(EXERCISE MATERIAL)
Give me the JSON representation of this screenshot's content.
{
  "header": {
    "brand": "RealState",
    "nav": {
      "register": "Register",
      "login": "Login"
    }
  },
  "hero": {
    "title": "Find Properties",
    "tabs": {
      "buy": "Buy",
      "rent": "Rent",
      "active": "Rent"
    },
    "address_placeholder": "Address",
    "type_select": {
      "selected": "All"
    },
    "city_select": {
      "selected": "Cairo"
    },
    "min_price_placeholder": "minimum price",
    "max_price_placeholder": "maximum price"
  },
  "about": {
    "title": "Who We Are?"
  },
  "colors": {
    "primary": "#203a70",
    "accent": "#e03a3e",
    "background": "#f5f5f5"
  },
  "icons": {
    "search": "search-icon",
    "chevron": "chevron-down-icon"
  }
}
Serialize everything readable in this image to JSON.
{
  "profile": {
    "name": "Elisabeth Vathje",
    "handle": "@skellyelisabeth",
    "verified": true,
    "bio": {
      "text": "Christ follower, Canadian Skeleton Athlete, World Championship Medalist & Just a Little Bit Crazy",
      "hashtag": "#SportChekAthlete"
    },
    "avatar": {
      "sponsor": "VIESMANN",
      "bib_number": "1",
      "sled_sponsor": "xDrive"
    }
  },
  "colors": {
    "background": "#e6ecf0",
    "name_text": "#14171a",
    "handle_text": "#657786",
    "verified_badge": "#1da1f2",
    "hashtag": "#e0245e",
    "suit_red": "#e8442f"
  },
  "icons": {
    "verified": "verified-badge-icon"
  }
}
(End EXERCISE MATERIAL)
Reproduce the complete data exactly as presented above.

**RESPONSE BOX:**
Give me the JSON representation of this screenshot's content.
{
  "header": {
    "brand": "RealState",
    "nav": {
      "register": "Register",
      "login": "Login"
    }
  },
  "hero": {
    "title": "Find Properties",
    "tabs": {
      "buy": "Buy",
      "rent": "Rent",
      "active": "Rent"
    },
    "address_placeholder": "Address",
    "type_select": {
      "selected": "All"
    },
    "city_select": {
      "selected": "Cairo"
    },
    "min_price_placeholder": "minimum price",
    "max_price_placeholder": "maximum price"
  },
  "about": {
    "title": "Who We Are?"
  },
  "colors": {
    "primary": "#203a70",
    "accent": "#e03a3e",
    "background": "#f5f5f5"
  },
  "icons": {
    "search": "search-icon",
    "chevron": "chevron-down-icon"
  }
}
Serialize everything readable in this image to JSON.
{
  "profile": {
    "name": "Elisabeth Vathje",
    "handle": "@skellyelisabeth",
    "verified": true,
    "bio": {
      "text": "Christ follower, Canadian Skeleton Athlete, World Championship Medalist & Just a Little Bit Crazy",
      "hashtag": "#SportChekAthlete"
    },
    "avatar": {
      "sponsor": "VIESMANN",
      "bib_number": "1",
      "sled_sponsor": "xDrive"
    }
  },
  "colors": {
    "background": "#e6ecf0",
    "name_text": "#14171a",
    "handle_text": "#657786",
    "verified_badge": "#1da1f2",
    "hashtag": "#e0245e",
    "suit_red": "#e8442f"
  },
  "icons": {
    "verified": "verified-badge-icon"
  }
}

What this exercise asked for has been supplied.